Instructions for the task:
Find the word "this" in the data below and copy each line that holds it.

Dataset records:

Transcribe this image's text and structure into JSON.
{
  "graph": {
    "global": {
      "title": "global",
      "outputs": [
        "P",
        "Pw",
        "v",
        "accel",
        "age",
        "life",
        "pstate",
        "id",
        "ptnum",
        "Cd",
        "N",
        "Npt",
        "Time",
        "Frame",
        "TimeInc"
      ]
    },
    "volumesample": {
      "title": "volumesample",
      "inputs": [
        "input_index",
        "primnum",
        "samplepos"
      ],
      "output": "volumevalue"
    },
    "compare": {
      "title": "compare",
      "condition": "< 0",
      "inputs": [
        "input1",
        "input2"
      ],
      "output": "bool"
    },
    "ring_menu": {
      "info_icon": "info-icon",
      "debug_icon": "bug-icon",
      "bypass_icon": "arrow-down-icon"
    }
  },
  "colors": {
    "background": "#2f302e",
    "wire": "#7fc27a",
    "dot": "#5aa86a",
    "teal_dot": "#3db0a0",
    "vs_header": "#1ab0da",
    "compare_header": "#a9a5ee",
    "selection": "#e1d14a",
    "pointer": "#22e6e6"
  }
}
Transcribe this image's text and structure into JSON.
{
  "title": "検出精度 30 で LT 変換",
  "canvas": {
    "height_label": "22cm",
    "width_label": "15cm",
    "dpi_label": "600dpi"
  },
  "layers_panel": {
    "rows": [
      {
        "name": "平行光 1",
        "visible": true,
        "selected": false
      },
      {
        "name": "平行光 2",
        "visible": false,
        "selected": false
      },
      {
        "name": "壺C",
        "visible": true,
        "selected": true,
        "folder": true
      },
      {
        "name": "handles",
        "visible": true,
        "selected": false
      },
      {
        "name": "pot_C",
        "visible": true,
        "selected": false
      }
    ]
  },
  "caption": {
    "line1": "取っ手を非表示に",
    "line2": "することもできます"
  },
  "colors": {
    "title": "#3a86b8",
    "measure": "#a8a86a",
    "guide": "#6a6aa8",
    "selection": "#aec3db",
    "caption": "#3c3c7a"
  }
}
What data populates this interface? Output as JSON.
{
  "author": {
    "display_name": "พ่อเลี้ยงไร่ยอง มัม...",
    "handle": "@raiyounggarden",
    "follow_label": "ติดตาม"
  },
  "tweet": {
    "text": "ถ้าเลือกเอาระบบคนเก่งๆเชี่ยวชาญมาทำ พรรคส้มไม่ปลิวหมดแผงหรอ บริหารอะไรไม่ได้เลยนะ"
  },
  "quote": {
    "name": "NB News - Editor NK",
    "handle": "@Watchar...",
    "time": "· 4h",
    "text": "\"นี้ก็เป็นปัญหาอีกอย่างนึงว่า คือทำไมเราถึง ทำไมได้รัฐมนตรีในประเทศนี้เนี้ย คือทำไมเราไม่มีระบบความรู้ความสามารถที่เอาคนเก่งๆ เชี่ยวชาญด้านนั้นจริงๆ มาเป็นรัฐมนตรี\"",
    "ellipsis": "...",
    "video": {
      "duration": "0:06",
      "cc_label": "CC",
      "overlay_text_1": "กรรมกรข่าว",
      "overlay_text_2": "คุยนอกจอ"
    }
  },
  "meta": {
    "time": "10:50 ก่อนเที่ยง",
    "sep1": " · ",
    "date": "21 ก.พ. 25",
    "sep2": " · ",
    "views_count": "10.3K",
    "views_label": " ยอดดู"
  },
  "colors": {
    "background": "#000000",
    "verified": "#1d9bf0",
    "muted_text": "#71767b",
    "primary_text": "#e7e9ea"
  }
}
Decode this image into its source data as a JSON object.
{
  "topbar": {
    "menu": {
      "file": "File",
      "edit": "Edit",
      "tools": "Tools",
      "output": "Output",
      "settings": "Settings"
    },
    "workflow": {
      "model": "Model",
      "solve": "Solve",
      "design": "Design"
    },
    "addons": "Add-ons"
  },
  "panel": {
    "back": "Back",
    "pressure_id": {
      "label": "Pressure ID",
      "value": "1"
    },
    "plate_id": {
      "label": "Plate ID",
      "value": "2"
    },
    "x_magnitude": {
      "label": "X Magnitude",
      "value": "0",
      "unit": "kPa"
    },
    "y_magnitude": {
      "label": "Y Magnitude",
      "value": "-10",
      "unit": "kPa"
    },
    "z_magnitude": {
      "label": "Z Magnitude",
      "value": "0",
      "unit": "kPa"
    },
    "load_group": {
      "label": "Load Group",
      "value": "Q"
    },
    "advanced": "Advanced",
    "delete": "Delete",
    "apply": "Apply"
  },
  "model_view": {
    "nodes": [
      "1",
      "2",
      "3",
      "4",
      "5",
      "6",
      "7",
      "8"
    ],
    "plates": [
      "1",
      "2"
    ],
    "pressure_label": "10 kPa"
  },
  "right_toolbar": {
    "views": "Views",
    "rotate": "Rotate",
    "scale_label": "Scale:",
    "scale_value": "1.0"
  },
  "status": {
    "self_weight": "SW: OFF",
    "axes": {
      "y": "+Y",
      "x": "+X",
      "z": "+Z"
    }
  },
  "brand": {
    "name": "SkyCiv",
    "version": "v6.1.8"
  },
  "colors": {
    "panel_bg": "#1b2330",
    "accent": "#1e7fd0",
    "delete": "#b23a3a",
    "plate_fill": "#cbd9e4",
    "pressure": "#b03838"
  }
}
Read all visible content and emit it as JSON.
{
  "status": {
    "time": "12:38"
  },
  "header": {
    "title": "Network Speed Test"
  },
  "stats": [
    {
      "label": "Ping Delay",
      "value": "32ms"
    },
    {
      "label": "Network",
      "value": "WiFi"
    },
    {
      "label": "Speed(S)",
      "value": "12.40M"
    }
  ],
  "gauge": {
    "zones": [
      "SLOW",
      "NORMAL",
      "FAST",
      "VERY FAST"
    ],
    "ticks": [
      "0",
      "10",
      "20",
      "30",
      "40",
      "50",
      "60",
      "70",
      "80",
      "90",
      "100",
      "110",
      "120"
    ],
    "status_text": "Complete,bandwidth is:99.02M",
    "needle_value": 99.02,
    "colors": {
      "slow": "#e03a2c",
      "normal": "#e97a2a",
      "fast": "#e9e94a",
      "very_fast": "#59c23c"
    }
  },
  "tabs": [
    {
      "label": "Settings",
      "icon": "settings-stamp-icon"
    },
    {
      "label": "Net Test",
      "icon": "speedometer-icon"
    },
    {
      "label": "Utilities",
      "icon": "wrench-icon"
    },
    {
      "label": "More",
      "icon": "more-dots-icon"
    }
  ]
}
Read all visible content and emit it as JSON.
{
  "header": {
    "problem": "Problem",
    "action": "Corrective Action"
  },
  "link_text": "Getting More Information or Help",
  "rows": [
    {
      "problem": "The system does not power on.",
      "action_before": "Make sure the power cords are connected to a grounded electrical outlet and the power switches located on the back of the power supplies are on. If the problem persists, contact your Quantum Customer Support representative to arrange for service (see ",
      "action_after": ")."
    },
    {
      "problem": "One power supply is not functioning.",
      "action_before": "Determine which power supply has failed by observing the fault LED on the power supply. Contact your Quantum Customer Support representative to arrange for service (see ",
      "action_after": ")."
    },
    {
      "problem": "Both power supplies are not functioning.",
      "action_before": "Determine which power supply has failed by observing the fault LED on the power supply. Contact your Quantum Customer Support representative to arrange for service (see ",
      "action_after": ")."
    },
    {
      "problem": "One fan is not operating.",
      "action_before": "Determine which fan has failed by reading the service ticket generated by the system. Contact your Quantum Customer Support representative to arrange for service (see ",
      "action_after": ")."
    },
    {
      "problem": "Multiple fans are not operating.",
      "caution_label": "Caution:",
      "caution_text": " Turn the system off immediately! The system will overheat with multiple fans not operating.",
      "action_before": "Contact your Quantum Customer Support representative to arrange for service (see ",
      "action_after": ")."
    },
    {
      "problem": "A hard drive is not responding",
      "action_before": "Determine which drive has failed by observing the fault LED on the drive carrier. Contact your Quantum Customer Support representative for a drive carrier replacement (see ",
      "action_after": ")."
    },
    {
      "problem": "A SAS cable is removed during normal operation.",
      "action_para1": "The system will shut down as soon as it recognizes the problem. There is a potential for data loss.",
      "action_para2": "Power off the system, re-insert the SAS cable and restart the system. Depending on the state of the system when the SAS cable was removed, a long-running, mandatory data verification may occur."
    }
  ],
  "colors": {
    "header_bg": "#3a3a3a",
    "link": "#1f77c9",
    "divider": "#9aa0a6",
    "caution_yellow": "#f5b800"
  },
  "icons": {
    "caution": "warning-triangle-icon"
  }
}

Task answer:
Transcribe this image's text and structure into JSON.
Transcribe this image's text and structure into JSON.
What data populates this interface? Output as JSON.
Decode this image into its source data as a JSON object.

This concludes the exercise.